War with the Newts is about a Sea Captain who finds salamander-like beings who help him harvest pearls. I love the way it's written. It's fast-paced with the help of newspaper clippings that one of the characters collects about the newts.
It stunned me to realize how absolutely relevant this book is in today's world. I didn't get very far in before the Sea Captain was deep into racial slurs for pretty much the entire planet. He hits up a lawyer he remembers from the old neighborhood as a "pimply Jewish kid". Captain J. Van Toch had bullied Bondy in school and now he asks for his help with his newt enterprise. They're old men at this point and both remember the old days fondly, which both made me roll my eyes and chuckle a little.
Blacky funny it is, but also horribly prophetic in turn. Mankind enslaves the newts. They're used in medical experiments, treated with no regard other than economic needs and help in underwater engineering endeavors (something they're profoundly brilliant at). This book made me see on yet another level how absolutely inhumane and disgusting slavery was.
My first impression of the book was knee-jerk judgement for the racist language and the stereotyping comments about Czechs, English, Americans, and pretty much every nationality. That quickly gave way to the realization that this author knew exactly how to get his point across. What blew my mind was that this book was published in 1936, after World War I, but before World War II, yet it foreshadowed the Second World War at every turn.
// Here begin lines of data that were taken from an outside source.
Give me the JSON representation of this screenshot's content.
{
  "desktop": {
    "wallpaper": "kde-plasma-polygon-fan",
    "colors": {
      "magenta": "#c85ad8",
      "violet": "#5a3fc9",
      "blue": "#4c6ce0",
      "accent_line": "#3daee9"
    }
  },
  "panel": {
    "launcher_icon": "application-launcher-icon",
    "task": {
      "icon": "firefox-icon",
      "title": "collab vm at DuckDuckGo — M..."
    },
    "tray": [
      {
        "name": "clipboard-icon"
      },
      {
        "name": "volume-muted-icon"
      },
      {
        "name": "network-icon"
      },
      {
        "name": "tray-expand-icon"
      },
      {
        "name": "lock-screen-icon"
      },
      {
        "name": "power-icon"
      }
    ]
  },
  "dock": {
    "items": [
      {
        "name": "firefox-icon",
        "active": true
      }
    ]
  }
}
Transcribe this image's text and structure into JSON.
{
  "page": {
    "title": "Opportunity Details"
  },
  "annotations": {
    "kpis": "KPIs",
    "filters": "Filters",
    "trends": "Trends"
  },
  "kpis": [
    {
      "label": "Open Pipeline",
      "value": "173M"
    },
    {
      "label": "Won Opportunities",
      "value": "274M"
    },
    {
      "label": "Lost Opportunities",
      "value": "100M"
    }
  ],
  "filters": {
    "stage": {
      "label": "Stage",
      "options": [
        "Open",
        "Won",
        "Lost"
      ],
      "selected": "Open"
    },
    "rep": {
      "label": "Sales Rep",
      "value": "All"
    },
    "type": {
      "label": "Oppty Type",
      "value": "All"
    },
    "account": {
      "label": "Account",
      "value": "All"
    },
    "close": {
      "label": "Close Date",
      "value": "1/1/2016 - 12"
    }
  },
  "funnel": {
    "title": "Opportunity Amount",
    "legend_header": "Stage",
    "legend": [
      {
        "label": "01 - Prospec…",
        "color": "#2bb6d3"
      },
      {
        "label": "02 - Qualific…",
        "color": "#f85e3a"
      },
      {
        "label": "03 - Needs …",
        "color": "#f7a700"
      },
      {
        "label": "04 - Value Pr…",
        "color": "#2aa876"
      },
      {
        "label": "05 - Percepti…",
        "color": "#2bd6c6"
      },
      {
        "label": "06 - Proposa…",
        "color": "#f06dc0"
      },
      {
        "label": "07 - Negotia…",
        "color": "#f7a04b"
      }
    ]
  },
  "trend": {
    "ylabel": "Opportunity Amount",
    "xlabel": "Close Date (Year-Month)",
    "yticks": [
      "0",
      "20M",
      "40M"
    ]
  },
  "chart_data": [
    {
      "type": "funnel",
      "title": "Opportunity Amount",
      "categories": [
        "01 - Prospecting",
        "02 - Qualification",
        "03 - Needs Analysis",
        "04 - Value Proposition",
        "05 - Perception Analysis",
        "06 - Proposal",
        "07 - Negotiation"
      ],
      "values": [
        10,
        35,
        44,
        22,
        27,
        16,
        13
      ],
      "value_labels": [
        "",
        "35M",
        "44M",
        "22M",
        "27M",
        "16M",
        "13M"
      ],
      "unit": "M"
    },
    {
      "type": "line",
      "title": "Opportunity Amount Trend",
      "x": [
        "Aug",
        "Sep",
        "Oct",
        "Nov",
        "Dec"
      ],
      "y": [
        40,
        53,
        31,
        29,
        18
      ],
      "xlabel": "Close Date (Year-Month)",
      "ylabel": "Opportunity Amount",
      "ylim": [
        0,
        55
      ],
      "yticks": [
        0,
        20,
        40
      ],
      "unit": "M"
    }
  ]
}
Another thing that shocked me was that the stereotyping in this book is precisely the same kind still espoused about countries and peoples now.
It even had people in the southern half of the United States trying to give the newts religion and occasionally lynching them. What I think you get from this book is how little the world has changed in nearly a hundred years, how selfishly cruel humanity can be, and how exceedingly short-sighted and stupid we can be when we look at everything first from an economic standpoint.
If I could have one wish after reading this, it would be that everyone in the country would read this book. Karel Čapek was nominated for the Nobel Prize in Literature seven times. He introduced the word Robot into our language. He and his brother, Josef, were famous for their work. When the Nazis invaded Czechoslovakia (now the Czech Republic) Karel was considered Public Enemy Number Two. They weren't aware he'd already died of pneumonia, but his brother, Josef, died in a concentration camp. They weren't Jewish, but were well-known to be anti-fascist.
War of the Newts is a short book and a brilliant read. I'm already hunting up more of his work. It's absolutely that good. I cannot possibly recommend a book more. No amount of stars can do it justice. Read it. You will be blown away.